## Directions
Copy each record below faithfully, leaving out images.

## Excerpted records
..........

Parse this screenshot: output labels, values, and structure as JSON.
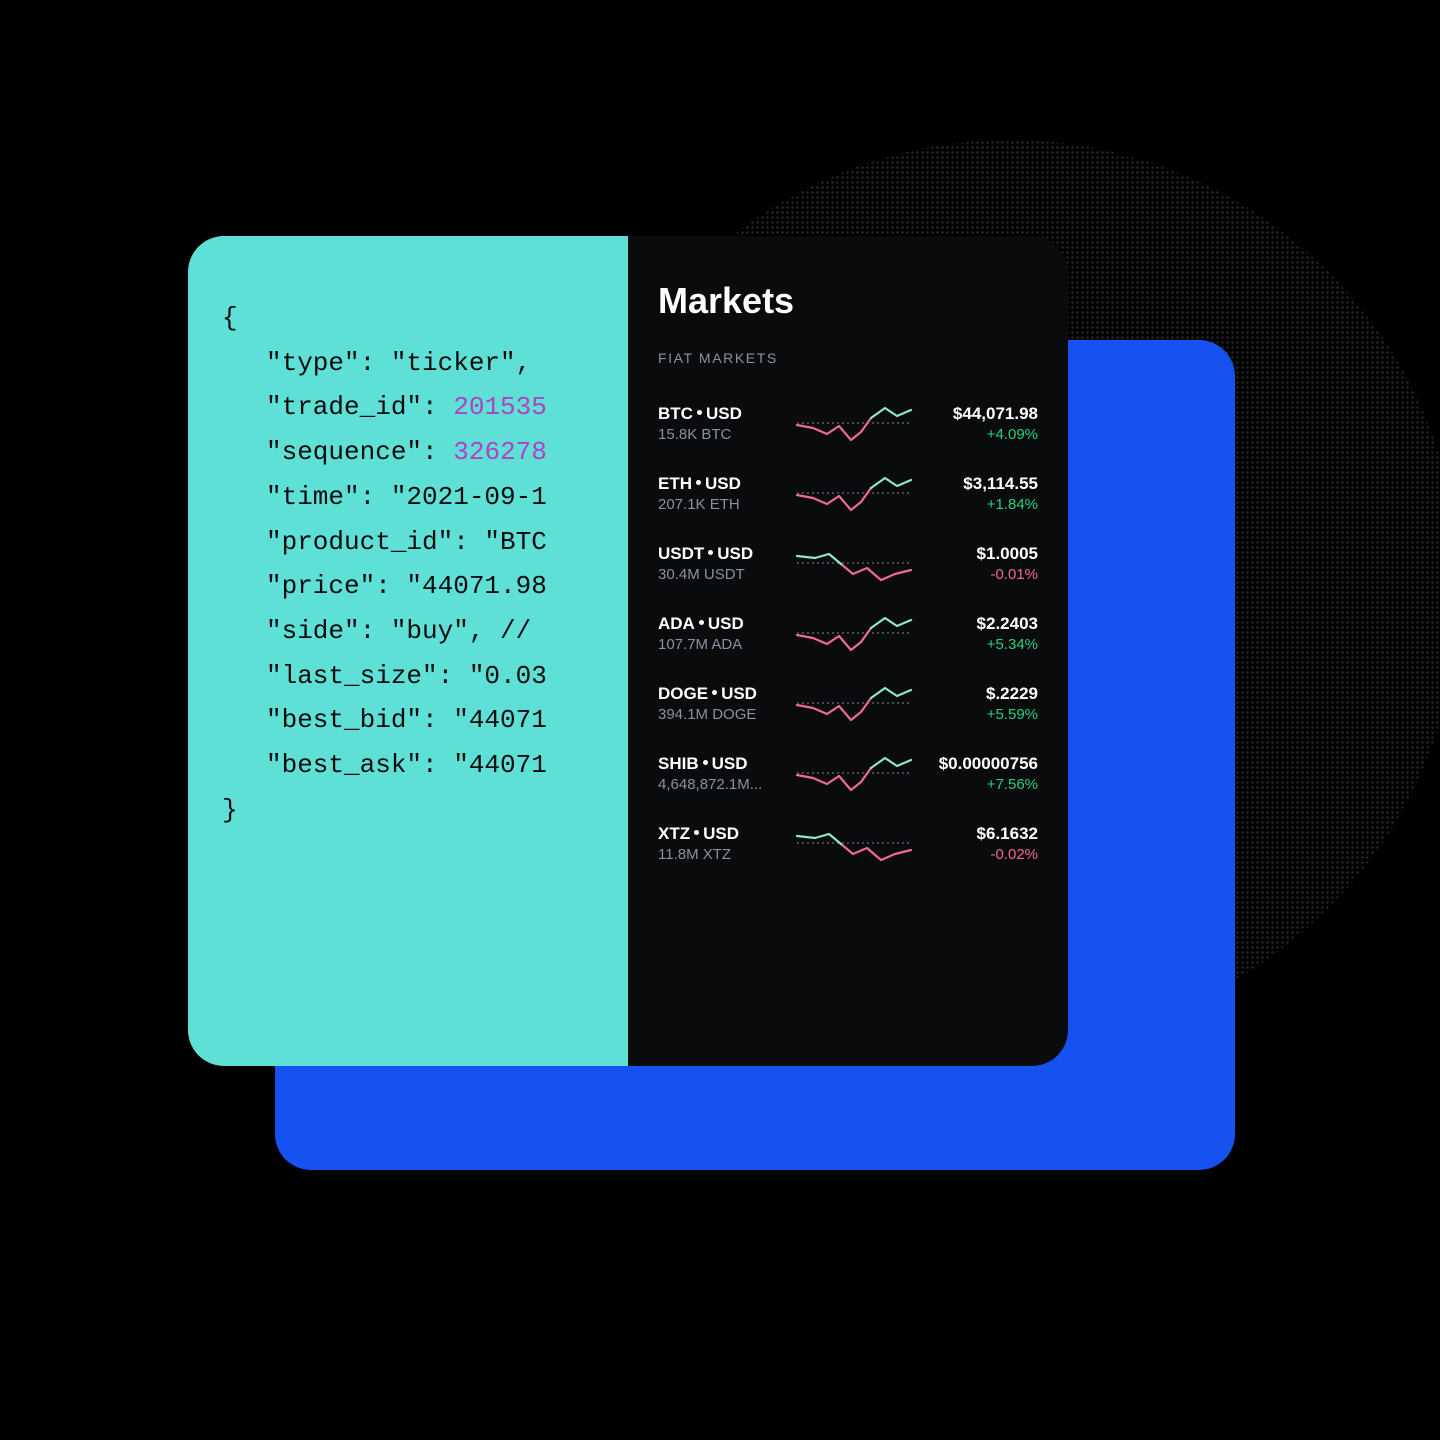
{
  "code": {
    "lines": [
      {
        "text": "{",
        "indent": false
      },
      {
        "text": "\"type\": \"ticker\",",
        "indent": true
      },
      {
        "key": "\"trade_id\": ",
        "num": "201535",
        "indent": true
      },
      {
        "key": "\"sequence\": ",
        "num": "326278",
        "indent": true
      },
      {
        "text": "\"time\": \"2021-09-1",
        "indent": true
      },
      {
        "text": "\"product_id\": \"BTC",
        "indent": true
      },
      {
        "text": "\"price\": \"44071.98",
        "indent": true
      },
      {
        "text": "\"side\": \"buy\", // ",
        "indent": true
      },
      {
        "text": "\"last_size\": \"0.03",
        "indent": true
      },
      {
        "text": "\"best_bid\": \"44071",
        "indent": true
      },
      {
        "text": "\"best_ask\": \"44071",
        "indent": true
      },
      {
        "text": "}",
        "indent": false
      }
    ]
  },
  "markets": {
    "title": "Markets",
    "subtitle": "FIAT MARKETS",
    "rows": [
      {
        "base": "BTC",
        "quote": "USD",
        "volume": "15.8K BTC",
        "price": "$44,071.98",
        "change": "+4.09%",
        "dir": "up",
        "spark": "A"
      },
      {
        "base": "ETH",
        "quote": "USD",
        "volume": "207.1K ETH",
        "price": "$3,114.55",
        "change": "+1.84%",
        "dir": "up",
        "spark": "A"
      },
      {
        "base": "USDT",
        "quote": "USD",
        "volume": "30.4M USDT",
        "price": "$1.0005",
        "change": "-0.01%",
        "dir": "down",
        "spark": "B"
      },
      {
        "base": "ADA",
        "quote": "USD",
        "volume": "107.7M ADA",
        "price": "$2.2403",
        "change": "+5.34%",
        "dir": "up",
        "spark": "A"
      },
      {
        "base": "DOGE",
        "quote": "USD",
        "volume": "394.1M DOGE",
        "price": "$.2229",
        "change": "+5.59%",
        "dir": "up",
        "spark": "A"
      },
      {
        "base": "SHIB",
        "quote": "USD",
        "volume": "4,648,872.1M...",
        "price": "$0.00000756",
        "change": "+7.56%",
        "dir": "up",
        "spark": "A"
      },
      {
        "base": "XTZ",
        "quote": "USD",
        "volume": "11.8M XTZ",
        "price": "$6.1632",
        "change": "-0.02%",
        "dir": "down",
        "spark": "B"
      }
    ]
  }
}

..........

## Solution to the exercise
Parse this screenshot: output labels, values, and structure as JSON.
{
  "code": {
    "lines": [
      {
        "text": "{",
        "indent": false
      },
      {
        "text": "\"type\": \"ticker\",",
        "indent": true
      },
      {
        "key": "\"trade_id\": ",
        "num": "201535",
        "indent": true
      },
      {
        "key": "\"sequence\": ",
        "num": "326278",
        "indent": true
      },
      {
        "text": "\"time\": \"2021-09-1",
        "indent": true
      },
      {
        "text": "\"product_id\": \"BTC",
        "indent": true
      },
      {
        "text": "\"price\": \"44071.98",
        "indent": true
      },
      {
        "text": "\"side\": \"buy\", // ",
        "indent": true
      },
      {
        "text": "\"last_size\": \"0.03",
        "indent": true
      },
      {
        "text": "\"best_bid\": \"44071",
        "indent": true
      },
      {
        "text": "\"best_ask\": \"44071",
        "indent": true
      },
      {
        "text": "}",
        "indent": false
      }
    ]
  },
  "markets": {
    "title": "Markets",
    "subtitle": "FIAT MARKETS",
    "rows": [
      {
        "base": "BTC",
        "quote": "USD",
        "volume": "15.8K BTC",
        "price": "$44,071.98",
        "change": "+4.09%",
        "dir": "up",
        "spark": "A"
      },
      {
        "base": "ETH",
        "quote": "USD",
        "volume": "207.1K ETH",
        "price": "$3,114.55",
        "change": "+1.84%",
        "dir": "up",
        "spark": "A"
      },
      {
        "base": "USDT",
        "quote": "USD",
        "volume": "30.4M USDT",
        "price": "$1.0005",
        "change": "-0.01%",
        "dir": "down",
        "spark": "B"
      },
      {
        "base": "ADA",
        "quote": "USD",
        "volume": "107.7M ADA",
        "price": "$2.2403",
        "change": "+5.34%",
        "dir": "up",
        "spark": "A"
      },
      {
        "base": "DOGE",
        "quote": "USD",
        "volume": "394.1M DOGE",
        "price": "$.2229",
        "change": "+5.59%",
        "dir": "up",
        "spark": "A"
      },
      {
        "base": "SHIB",
        "quote": "USD",
        "volume": "4,648,872.1M...",
        "price": "$0.00000756",
        "change": "+7.56%",
        "dir": "up",
        "spark": "A"
      },
      {
        "base": "XTZ",
        "quote": "USD",
        "volume": "11.8M XTZ",
        "price": "$6.1632",
        "change": "-0.02%",
        "dir": "down",
        "spark": "B"
      }
    ]
  }
}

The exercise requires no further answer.